Born on the 24th May 1819 at Kensington Palace, Alexandrine Victoria was the only living legitimate grandchild of her grandfather, King George III, whose previous legitimate granddaughter, Princess Charlotte of Wales, had died in 1817 while giving birth. HRH Princess Alexandrine Victoria of Kent was the daughter and only child of Prince Edward Augustus, Duke of Kent and Strathearn, the fourth son of King George III, and his wife Queen Charlotte of Mecklenburg. Alexandrine Victoria’s mother was the German-born Princess Victoria of Saxe-Coburg Saalfeld, the widow of Prince Charles of Lenningen, and sister of the future King Leopold I of Belgium.
Princess Alexandrine Victoria’s father died in 1820, just six days before the death of his father George III. This elevated the young princess to third, and then second in line to the British throne after her uncle, the Prince-Regent George (later King George IV), and her second uncle Prince William, the Duke of Clarence (later William IV). She was raised in relative isolation by her oppressive mother, the Duchess of Kent, and the duchess’s rumoured lover, Sir John Conroy. Together they devised a set of strict rules known as the “Kensington System” in an attempt to render the queen-to-be dependent wholly on them. The great concern of the last king before the accession of Victoria, King William IV, was that he would not live long enough for his young, beloved niece to succeed him after her majority, and that a regency would be initiated by her mother and Sir John.
As fate would have it, the king died on the 20th June 1837, just three weeks after Alexandrine Victoria celebrated her 18th birthday. She was now queen in her own right and essentially free of the influence of her mother and Sir John. Their systematic method of forcing dependency on the young princess backfired spectacularly, and resulted in Victoria’s growing to resent both her mother and Conroy.

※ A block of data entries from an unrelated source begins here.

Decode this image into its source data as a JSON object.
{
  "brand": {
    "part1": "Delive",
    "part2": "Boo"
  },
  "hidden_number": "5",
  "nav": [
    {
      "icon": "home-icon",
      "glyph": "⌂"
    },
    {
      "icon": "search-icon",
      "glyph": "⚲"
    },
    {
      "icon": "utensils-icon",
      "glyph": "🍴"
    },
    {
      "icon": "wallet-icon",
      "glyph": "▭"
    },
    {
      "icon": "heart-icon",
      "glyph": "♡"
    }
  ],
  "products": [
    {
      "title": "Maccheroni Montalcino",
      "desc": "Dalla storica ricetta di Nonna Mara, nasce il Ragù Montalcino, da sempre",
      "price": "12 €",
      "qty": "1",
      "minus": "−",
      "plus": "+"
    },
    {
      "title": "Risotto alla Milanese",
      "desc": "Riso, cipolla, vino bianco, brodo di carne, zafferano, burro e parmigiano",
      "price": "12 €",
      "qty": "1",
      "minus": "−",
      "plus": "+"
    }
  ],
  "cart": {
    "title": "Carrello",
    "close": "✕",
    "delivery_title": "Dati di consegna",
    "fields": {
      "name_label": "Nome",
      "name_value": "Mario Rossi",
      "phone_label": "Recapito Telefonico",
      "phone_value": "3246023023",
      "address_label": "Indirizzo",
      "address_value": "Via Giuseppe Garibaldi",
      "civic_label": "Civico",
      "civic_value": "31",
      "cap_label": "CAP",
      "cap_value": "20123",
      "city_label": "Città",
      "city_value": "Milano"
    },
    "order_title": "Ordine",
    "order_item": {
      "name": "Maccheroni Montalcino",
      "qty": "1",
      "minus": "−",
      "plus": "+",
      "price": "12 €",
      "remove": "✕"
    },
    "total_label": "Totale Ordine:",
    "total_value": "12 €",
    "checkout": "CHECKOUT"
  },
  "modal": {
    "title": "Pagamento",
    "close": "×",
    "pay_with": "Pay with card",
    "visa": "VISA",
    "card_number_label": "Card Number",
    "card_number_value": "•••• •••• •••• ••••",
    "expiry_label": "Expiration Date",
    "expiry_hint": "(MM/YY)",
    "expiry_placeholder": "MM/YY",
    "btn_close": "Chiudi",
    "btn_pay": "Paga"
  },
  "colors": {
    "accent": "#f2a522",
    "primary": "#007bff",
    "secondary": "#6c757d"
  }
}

Her coronation at Westminster Abbey in June 1838, when she was just 19, was celebrated throughout the empire. Alexandrine Victoria, now known simply as “Queen Victoria,” was to become a lady of many titles during her life. In addition to the “Queen of the United Kingdom of Great Britain and Ireland,” she later adopted the title “Empress of India” in 1877. In her later years, she was also known as the “Grandmother of Europe,” as the nine children born to her and her husband, the Prince Consort Albert (her first cousin), married some of the most illustrious members of royalty throughout the Continent.
Sadly, Victoria was widowed in 1861 after only 20 years of happy marriage, and she spent much of the rest of her life mourning her dearly departed Albert. Queen Victoria died in 1901, aged 81, after a reign of 63 years and seven months—making her the longest-reigning British monarch for more than a century. She was lucky to make it to this age, as there were no fewer than six attempts to assassinate her. Most of these attempts were made by seemingly crazed gunmen whilst she was riding in a carriage. Victoria’s record-breaking reign was broken in September 2015 by her great-great-granddaughter, Queen Elizabeth II.
Queen Victoria was buried with various mementos of her friends, family, and servants — including a plaster cast of Albert’s hand and one of his dressing gowns, and a lock of hair from her loyal servant, John Brown. The Queen was succeeded by her eldest son, Albert Edward, Prince of Wales, who was later known as King Edward VII.